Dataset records

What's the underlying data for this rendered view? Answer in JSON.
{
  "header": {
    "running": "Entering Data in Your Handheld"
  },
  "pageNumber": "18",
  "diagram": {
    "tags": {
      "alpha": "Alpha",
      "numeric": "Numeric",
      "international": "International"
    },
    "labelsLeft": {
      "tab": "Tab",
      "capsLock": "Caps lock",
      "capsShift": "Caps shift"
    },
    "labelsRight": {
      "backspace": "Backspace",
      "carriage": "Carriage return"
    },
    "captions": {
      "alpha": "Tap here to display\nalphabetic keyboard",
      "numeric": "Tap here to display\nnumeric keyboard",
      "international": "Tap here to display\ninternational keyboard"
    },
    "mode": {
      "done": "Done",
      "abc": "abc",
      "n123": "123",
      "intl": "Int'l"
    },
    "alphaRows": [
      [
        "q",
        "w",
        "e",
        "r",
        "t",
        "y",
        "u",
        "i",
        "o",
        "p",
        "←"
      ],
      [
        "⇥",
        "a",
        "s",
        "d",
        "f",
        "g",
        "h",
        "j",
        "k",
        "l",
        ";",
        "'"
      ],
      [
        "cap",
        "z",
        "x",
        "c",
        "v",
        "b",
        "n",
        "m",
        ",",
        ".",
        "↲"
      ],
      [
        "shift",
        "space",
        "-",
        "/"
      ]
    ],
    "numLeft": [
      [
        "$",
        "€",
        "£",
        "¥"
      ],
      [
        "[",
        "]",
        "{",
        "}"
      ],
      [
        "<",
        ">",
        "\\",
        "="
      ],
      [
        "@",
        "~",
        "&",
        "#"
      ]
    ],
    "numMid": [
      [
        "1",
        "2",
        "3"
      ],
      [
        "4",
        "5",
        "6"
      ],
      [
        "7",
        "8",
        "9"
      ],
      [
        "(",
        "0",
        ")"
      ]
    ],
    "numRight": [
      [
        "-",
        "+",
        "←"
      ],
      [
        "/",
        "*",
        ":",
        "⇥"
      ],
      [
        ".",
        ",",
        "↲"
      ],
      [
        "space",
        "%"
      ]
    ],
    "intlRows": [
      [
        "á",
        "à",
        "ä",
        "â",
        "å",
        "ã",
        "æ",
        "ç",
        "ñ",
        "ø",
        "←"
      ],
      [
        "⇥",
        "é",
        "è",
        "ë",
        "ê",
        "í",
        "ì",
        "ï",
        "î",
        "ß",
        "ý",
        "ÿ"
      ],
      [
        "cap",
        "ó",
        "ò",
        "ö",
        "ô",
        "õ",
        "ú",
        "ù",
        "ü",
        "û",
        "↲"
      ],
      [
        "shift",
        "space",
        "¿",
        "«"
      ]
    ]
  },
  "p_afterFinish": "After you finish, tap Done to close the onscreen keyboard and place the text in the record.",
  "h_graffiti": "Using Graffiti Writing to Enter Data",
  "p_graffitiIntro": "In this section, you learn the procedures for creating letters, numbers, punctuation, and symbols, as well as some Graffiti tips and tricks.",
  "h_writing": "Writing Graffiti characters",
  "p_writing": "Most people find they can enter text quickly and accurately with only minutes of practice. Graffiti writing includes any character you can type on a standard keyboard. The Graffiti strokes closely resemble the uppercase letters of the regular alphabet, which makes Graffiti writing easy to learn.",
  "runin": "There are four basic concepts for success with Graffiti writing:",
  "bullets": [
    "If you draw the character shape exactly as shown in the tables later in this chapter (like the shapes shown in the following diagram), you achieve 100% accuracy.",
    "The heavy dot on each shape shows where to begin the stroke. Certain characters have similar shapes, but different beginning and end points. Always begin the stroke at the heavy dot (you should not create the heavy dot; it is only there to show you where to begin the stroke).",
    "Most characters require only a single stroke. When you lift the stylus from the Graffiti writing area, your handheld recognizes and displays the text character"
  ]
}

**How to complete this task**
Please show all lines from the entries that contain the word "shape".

**Exercise answer**
    "If you draw the character shape exactly as shown in the tables later in this chapter (like the shapes shown in the following diagram), you achieve 100% accuracy.",
    "The heavy dot on each shape shows where to begin the stroke. Certain characters have similar shapes, but different beginning and end points. Always begin the stroke at the heavy dot (you should not create the heavy dot; it is only there to show you where to begin the stroke).",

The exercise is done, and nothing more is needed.